- **WHAT YOU SHOULD DO**: Only the text belongs in the copy: repeat each record exactly, without pictures.

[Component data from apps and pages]
[Start of section]

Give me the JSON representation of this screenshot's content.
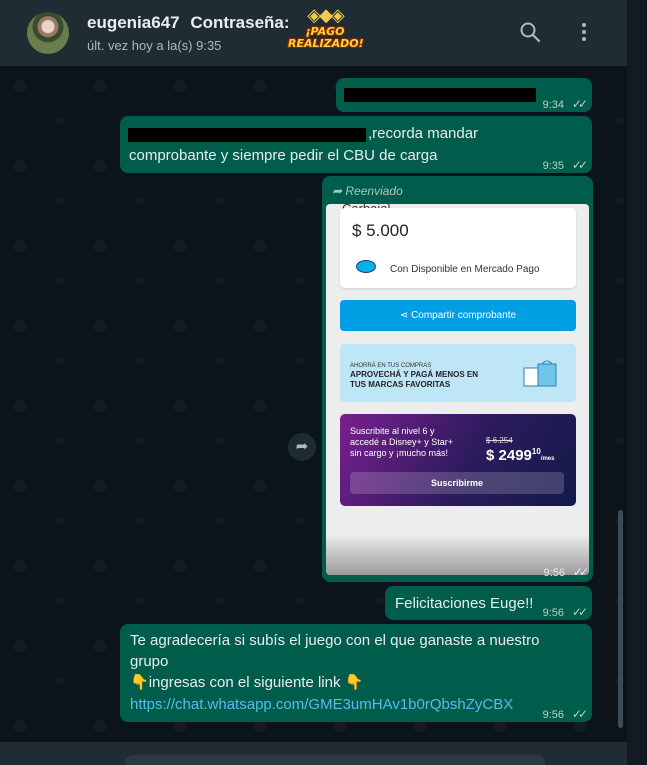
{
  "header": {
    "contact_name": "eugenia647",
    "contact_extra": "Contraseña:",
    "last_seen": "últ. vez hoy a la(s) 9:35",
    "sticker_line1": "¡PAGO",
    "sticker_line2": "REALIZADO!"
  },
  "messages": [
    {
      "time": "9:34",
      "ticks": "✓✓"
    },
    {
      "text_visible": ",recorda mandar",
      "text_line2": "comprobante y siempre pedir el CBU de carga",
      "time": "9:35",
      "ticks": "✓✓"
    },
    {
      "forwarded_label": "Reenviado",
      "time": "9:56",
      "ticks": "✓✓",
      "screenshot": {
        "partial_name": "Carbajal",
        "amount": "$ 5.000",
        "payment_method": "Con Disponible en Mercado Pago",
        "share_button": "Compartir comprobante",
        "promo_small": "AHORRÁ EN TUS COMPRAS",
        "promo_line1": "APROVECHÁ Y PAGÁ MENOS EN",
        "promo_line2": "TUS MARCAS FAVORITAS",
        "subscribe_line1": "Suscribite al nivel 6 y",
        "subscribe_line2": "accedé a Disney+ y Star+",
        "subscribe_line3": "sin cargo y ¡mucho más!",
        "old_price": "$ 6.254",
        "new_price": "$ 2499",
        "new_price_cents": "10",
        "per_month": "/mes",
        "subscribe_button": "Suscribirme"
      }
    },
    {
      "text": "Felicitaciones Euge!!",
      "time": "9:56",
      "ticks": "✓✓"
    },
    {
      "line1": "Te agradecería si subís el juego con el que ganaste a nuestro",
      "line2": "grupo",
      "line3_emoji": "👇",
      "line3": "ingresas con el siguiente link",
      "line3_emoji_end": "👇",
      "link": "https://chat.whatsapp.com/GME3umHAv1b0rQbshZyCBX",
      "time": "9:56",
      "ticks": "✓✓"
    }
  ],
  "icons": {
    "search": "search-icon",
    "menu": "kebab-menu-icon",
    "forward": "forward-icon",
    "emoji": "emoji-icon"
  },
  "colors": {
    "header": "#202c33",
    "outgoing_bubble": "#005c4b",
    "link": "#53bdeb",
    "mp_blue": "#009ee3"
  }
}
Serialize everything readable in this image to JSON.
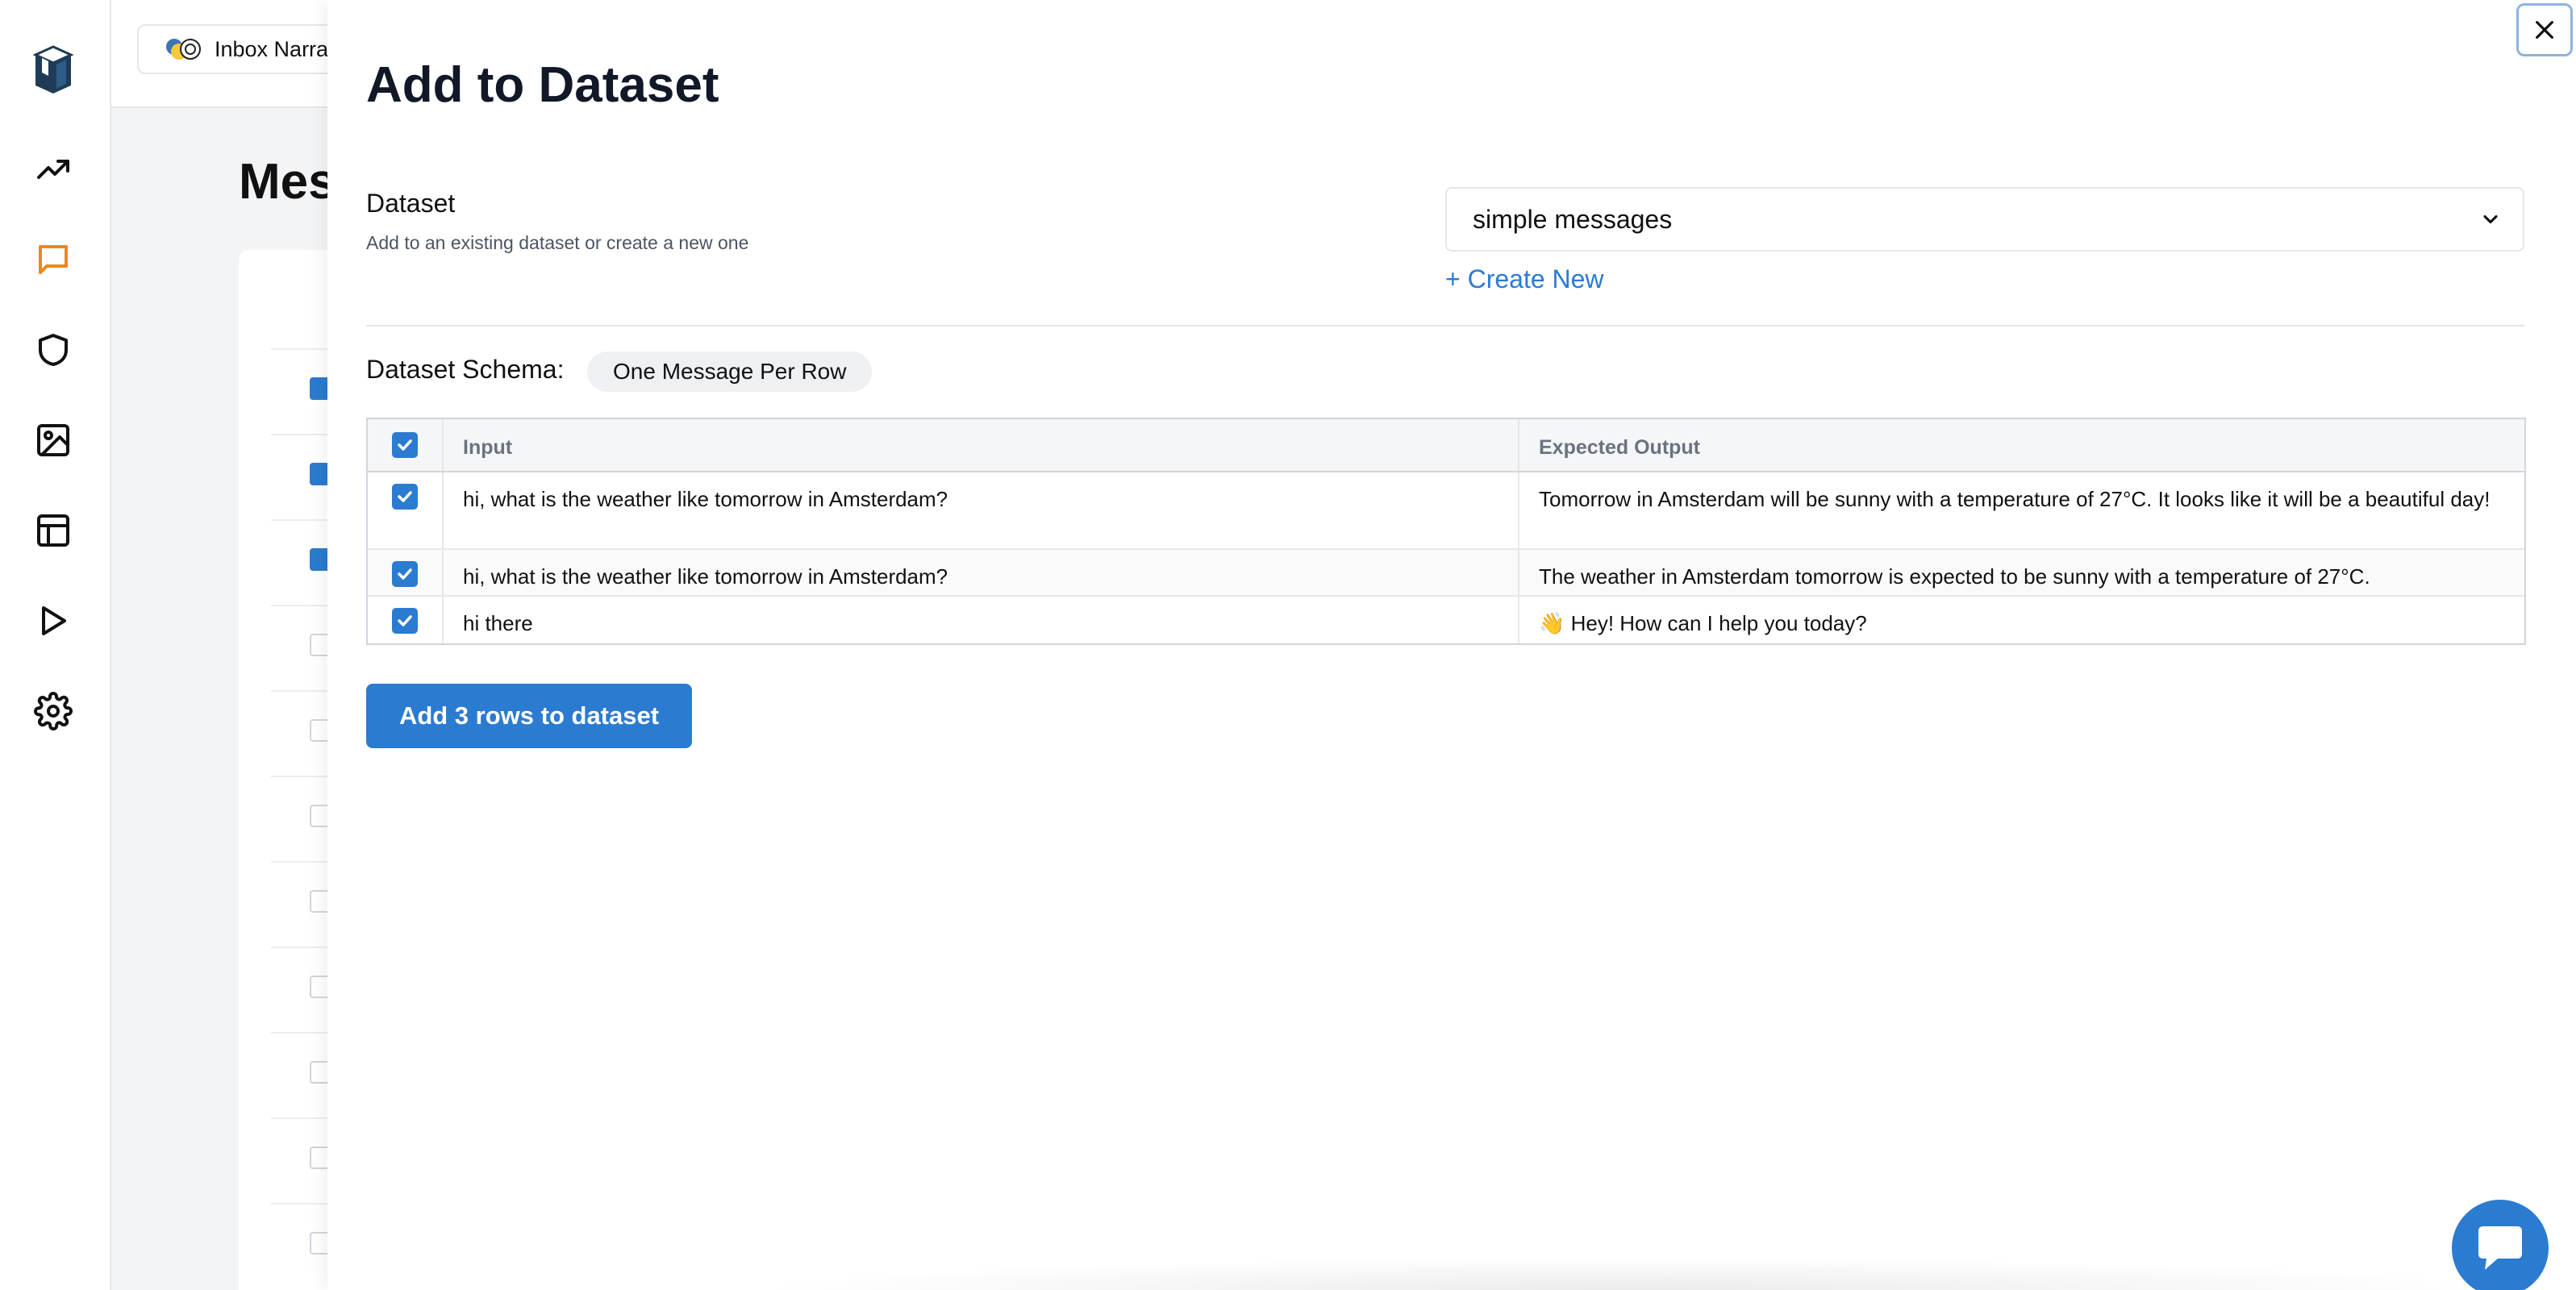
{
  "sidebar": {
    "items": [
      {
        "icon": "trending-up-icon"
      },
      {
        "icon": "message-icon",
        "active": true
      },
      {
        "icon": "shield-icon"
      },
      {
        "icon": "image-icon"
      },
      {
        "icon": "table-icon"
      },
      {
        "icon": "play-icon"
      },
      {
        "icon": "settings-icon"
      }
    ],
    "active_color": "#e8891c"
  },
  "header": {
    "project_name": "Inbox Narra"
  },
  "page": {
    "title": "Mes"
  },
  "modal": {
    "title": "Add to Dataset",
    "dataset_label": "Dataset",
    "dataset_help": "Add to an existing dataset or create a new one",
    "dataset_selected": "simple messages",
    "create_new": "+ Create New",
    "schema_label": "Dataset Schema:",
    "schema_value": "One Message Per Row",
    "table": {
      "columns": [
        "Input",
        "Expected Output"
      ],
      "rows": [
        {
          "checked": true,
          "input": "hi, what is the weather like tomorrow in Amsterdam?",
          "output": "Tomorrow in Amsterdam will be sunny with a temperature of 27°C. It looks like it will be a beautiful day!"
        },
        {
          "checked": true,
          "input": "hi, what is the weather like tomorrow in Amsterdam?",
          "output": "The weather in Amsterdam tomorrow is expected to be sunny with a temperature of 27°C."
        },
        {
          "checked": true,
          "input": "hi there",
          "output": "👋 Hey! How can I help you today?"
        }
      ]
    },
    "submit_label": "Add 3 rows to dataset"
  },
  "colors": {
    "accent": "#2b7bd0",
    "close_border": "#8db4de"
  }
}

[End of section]

- **ANSWER SPACE**:
Give me the JSON representation of this screenshot's content.
{
  "header": {
    "contact_name": "eugenia647",
    "contact_extra": "Contraseña:",
    "last_seen": "últ. vez hoy a la(s) 9:35",
    "sticker_line1": "¡PAGO",
    "sticker_line2": "REALIZADO!"
  },
  "messages": [
    {
      "time": "9:34",
      "ticks": "✓✓"
    },
    {
      "text_visible": ",recorda mandar",
      "text_line2": "comprobante y siempre pedir el CBU de carga",
      "time": "9:35",
      "ticks": "✓✓"
    },
    {
      "forwarded_label": "Reenviado",
      "time": "9:56",
      "ticks": "✓✓",
      "screenshot": {
        "partial_name": "Carbajal",
        "amount": "$ 5.000",
        "payment_method": "Con Disponible en Mercado Pago",
        "share_button": "Compartir comprobante",
        "promo_small": "AHORRÁ EN TUS COMPRAS",
        "promo_line1": "APROVECHÁ Y PAGÁ MENOS EN",
        "promo_line2": "TUS MARCAS FAVORITAS",
        "subscribe_line1": "Suscribite al nivel 6 y",
        "subscribe_line2": "accedé a Disney+ y Star+",
        "subscribe_line3": "sin cargo y ¡mucho más!",
        "old_price": "$ 6.254",
        "new_price": "$ 2499",
        "new_price_cents": "10",
        "per_month": "/mes",
        "subscribe_button": "Suscribirme"
      }
    },
    {
      "text": "Felicitaciones Euge!!",
      "time": "9:56",
      "ticks": "✓✓"
    },
    {
      "line1": "Te agradecería si subís el juego con el que ganaste a nuestro",
      "line2": "grupo",
      "line3_emoji": "👇",
      "line3": "ingresas con el siguiente link",
      "line3_emoji_end": "👇",
      "link": "https://chat.whatsapp.com/GME3umHAv1b0rQbshZyCBX",
      "time": "9:56",
      "ticks": "✓✓"
    }
  ],
  "icons": {
    "search": "search-icon",
    "menu": "kebab-menu-icon",
    "forward": "forward-icon",
    "emoji": "emoji-icon"
  },
  "colors": {
    "header": "#202c33",
    "outgoing_bubble": "#005c4b",
    "link": "#53bdeb",
    "mp_blue": "#009ee3"
  }
}
Serialize everything readable in this image to JSON.
{
  "sidebar": {
    "items": [
      {
        "icon": "trending-up-icon"
      },
      {
        "icon": "message-icon",
        "active": true
      },
      {
        "icon": "shield-icon"
      },
      {
        "icon": "image-icon"
      },
      {
        "icon": "table-icon"
      },
      {
        "icon": "play-icon"
      },
      {
        "icon": "settings-icon"
      }
    ],
    "active_color": "#e8891c"
  },
  "header": {
    "project_name": "Inbox Narra"
  },
  "page": {
    "title": "Mes"
  },
  "modal": {
    "title": "Add to Dataset",
    "dataset_label": "Dataset",
    "dataset_help": "Add to an existing dataset or create a new one",
    "dataset_selected": "simple messages",
    "create_new": "+ Create New",
    "schema_label": "Dataset Schema:",
    "schema_value": "One Message Per Row",
    "table": {
      "columns": [
        "Input",
        "Expected Output"
      ],
      "rows": [
        {
          "checked": true,
          "input": "hi, what is the weather like tomorrow in Amsterdam?",
          "output": "Tomorrow in Amsterdam will be sunny with a temperature of 27°C. It looks like it will be a beautiful day!"
        },
        {
          "checked": true,
          "input": "hi, what is the weather like tomorrow in Amsterdam?",
          "output": "The weather in Amsterdam tomorrow is expected to be sunny with a temperature of 27°C."
        },
        {
          "checked": true,
          "input": "hi there",
          "output": "👋 Hey! How can I help you today?"
        }
      ]
    },
    "submit_label": "Add 3 rows to dataset"
  },
  "colors": {
    "accent": "#2b7bd0",
    "close_border": "#8db4de"
  }
}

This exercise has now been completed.